The founder of one of Scotland’s most popular beers has branded the deposit return scheme (DRS) a “bonfire of chaos” which was “absolute insanity for consumers”.

Dougal Sharp, founder of the Innis and Gunn Brewing Company, hit out at the Scottish Government recycling scheme on the BBC’s Good Morning Scotland programme.

It comes after the chief of Tennent's beer warned the potential exclusion of glass from the DRS "increases the already huge uncertainty around the scheme for the drinks industry".

Mr Sharp described the initiative, for which Greens circular economy minister Lorna Slater is in charge of implementing, as a “bonfire of chaos”, and told the broadcaster on Friday: “It’s been chaos from the outset and the chaos continues.

Read more: Tennent's anger over UK Government's DRS glass exclusion demand

“Businesses are reeling with uncertainty, and no one knows where to look next for answers. It’s a shambles.”

Under plans outlined for Scotland, shoppers would pay a 20p deposit every time they buy a drink in a can or bottle, with that money refunded to them when the empty containers are returned for recycling.

But the future of the scheme was brought into doubt by the Scottish Government after the UK Government allowed it to go ahead but without glass bottles in the scheme – a key principle agreed by MSPs.

First Minister Humza Yousaf has said it could be scrapped unless the UK Government does not reverse its decision to exclude glass from the plans.

Read more: Jack accused of lying to MPs over DRS row with Scottish Government

Scotland’s deposit return scheme is due to begin in March 2024, with the earlier start date forcing ministers to seek an exemption from UK-wide legislation which aims to ensure there are no trade barriers between the four nations.

Mr Sharp said claims the scheme is ready to go were “utter nonsense”.

He added: “I have lived and breathed this, and its evolution, for years, and I think if you talk to any of the major businesses based in Scotland – either retailers or producers – nobody actually believes that this scheme is ready to go.

“It wasn’t ready to go in August, it certainly won’t be ready to go in March next year, because there are hundreds of unanswered questions as to how this is going to work in practice.”

Read more: SNP Net Zero Secretary claims UK wants Scotland to test water on DRS

Mr Sharp said that whether glass is included or not, the “price that this is going to force on to consumers is going to be significant”, with “£20, £30, £40 extra on your shopping bill every week” of which customers would not get all of it back.

He added: “Whether or not Westminster’s intervention is helpful or unhelpful, as it stands or as it was drafted, the scheme is absolute insanity for consumers and, actually, will lead to potentially less recycling rather than more in Scotland, which I find absurd.”

Last week, the UK Government agreed the temporary extension from the Internal Market Act, but insisted the Scottish scheme cannot include glass so it matches the initiative in England, which is due to begin in 2025.

The Herald: Maurice GoldenMaurice Golden (Image: PA)

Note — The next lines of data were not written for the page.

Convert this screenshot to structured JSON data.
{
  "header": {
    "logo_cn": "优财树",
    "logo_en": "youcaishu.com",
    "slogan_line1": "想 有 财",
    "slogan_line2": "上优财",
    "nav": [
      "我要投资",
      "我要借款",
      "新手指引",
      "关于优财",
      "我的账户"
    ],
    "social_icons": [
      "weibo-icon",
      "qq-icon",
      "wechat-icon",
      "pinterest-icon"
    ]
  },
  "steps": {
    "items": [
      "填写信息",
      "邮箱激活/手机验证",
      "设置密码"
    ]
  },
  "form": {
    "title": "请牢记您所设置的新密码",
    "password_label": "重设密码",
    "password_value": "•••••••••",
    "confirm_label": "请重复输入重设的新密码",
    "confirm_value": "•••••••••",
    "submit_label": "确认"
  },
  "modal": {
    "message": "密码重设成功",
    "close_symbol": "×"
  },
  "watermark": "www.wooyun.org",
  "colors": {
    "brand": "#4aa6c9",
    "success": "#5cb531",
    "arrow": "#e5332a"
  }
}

Scottish Conservative MSP Maurice Golden, said: “Dougal Sharp’s withering assessment of Lorna Slater’s shambolic deposit return scheme totally undermines her claim that it’s ready to go.

“The SNP-Greens are desperately spinning the line that the UK Government are somehow standing in the way of DRS.

"The reality is nationalist ministers only applied for an internal market act exemption at the last minute and the UK Government responded with a compromise that addresses the concerns of businesses.

“Lorna Slater must stop blaming everyone else for a fiasco that’s entirely of her making. From day one, she has failed to engage with businesses and stubbornly ploughed ahead with a flawed scheme in spite of their warnings.

“That’s why retailers have no confidence in her ever being able to deliver the workable recycling system that we all want to see.”

Scottish Liberal Democrat climate emergency spokesperson, Liam McArthur, warned that “businesses are being completely messed around by a government that seems to have been hellbent on making a pig’s ear of a good idea".  

He added: “Given the confusion and uncertainty that reigns, businesses need both Scotland’s governments to start acting like the adults in the room and agree a way forward.

"Sadly, we seem to be a million miles away from that right now.”